#### [What is expected]
Here are the records. Print them all exactly.

#### [Component data from apps and pages]
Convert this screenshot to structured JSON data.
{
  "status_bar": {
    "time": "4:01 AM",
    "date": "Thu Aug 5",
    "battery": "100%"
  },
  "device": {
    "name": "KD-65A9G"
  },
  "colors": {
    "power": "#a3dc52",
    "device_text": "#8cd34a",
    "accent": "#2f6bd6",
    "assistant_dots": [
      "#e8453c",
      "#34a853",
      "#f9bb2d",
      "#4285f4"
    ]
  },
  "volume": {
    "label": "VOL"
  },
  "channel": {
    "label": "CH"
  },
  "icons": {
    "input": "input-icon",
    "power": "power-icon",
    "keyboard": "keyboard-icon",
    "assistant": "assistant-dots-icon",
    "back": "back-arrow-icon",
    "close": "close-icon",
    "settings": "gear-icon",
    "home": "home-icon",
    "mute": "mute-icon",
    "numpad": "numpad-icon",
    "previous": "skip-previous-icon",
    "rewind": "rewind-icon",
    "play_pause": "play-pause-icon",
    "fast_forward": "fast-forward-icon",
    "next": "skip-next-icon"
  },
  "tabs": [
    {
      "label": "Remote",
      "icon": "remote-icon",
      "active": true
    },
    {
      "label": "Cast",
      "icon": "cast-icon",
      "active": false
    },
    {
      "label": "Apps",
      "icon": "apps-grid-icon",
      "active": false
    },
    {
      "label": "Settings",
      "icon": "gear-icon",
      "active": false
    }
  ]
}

#### [Solution for this exercise]
Convert this screenshot to structured JSON data.
{
  "status_bar": {
    "time": "4:01 AM",
    "date": "Thu Aug 5",
    "battery": "100%"
  },
  "device": {
    "name": "KD-65A9G"
  },
  "colors": {
    "power": "#a3dc52",
    "device_text": "#8cd34a",
    "accent": "#2f6bd6",
    "assistant_dots": [
      "#e8453c",
      "#34a853",
      "#f9bb2d",
      "#4285f4"
    ]
  },
  "volume": {
    "label": "VOL"
  },
  "channel": {
    "label": "CH"
  },
  "icons": {
    "input": "input-icon",
    "power": "power-icon",
    "keyboard": "keyboard-icon",
    "assistant": "assistant-dots-icon",
    "back": "back-arrow-icon",
    "close": "close-icon",
    "settings": "gear-icon",
    "home": "home-icon",
    "mute": "mute-icon",
    "numpad": "numpad-icon",
    "previous": "skip-previous-icon",
    "rewind": "rewind-icon",
    "play_pause": "play-pause-icon",
    "fast_forward": "fast-forward-icon",
    "next": "skip-next-icon"
  },
  "tabs": [
    {
      "label": "Remote",
      "icon": "remote-icon",
      "active": true
    },
    {
      "label": "Cast",
      "icon": "cast-icon",
      "active": false
    },
    {
      "label": "Apps",
      "icon": "apps-grid-icon",
      "active": false
    },
    {
      "label": "Settings",
      "icon": "gear-icon",
      "active": false
    }
  ]
}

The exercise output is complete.